Research papers on the stock market cover a wide variety of topics.
Paper Masters suggests you narrow your topic so that you can give an in-depth coverage of whatever market, economic indicator or aspect of the stock market you need studied.
Most large discount brokerages are able to help clients track down securities that have been defunct for over 10 years.
With the CUSIP number, the brokerage can uncover all splits, reorganizations, and name changes that have occurred throughout the company's history.
Happening upon old stock certificates is actually pretty common.
In the past, investors received physical certificates, referred to as in bearer form, when they bought stock.Look for the company name and location of incorporation, a CUSIP number, and the name of the person with whom the security is registered.All of these items are important and can likely be found on the certificate's face.Yahoo Finance has a good symbol lookup tool where you can search the name of the company for its ticker.
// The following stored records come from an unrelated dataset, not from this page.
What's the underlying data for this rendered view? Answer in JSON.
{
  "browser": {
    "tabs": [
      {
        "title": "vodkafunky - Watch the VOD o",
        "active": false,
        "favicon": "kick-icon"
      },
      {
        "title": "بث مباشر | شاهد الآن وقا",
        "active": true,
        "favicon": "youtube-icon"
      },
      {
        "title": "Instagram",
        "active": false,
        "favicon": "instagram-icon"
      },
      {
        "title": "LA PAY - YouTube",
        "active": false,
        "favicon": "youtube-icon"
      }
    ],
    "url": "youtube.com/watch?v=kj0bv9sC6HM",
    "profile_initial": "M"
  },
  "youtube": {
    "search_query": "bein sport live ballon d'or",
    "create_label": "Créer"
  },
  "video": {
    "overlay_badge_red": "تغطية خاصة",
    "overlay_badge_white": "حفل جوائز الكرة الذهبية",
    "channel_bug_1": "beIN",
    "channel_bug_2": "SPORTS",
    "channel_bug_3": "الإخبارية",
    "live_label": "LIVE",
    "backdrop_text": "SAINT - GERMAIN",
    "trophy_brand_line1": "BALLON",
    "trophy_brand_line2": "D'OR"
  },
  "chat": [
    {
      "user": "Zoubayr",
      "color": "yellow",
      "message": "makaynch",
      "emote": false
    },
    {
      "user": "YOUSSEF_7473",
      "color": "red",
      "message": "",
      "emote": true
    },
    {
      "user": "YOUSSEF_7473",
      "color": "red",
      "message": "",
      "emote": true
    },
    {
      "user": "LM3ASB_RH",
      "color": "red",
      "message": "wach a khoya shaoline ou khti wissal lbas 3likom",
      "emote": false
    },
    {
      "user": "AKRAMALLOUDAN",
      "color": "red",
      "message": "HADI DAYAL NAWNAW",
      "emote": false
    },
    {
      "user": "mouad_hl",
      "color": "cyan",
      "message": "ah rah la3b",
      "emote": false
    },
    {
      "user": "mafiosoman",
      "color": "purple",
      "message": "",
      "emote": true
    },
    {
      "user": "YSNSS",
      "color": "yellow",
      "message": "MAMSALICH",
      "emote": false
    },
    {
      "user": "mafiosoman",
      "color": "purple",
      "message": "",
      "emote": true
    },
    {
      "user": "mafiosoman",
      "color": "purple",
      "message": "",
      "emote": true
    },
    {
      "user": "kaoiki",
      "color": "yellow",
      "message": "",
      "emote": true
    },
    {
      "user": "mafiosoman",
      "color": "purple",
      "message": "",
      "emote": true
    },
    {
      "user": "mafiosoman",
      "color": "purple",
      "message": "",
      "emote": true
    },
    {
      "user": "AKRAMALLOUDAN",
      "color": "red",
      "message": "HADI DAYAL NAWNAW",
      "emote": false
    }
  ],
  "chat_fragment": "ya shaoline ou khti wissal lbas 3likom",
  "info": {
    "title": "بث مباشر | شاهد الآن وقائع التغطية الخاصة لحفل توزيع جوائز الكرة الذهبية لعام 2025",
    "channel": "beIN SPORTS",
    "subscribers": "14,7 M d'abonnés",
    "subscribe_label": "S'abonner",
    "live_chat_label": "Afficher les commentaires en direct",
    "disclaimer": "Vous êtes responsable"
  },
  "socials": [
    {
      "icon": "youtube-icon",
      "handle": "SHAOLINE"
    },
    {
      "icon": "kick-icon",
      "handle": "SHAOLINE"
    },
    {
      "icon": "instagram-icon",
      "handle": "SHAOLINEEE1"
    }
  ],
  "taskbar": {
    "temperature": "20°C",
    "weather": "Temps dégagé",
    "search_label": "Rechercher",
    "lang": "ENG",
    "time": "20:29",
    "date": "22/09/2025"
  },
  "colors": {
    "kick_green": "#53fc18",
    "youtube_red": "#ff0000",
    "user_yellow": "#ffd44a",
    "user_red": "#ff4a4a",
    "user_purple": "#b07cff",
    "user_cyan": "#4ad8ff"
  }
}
Unless your company is a household name, like General Electric, chances are, at some point, the company either was bought out or changed its name due to a merger.This number provides a vital piece of information for searching out a security; it's like stock DNA.Each security has a unique number, and changes and splits are recorded accordingly.That is, every time a security changes its name, splits, or does anything affecting its stock certificate, a new number is assigned to it.Each stock is incorporated in a state, and the records are kept at a central location.Generally, incorporation goes through the Secretary of State, and the name of the business will be documented in those databases.The transfer agent will have a record of the person's name on the stock certificate; ownership can then be transferred to your name.This can be done in many different ways, so it's always best to contact the transfer agent and request instructions. If the company is no longer public, your search ends.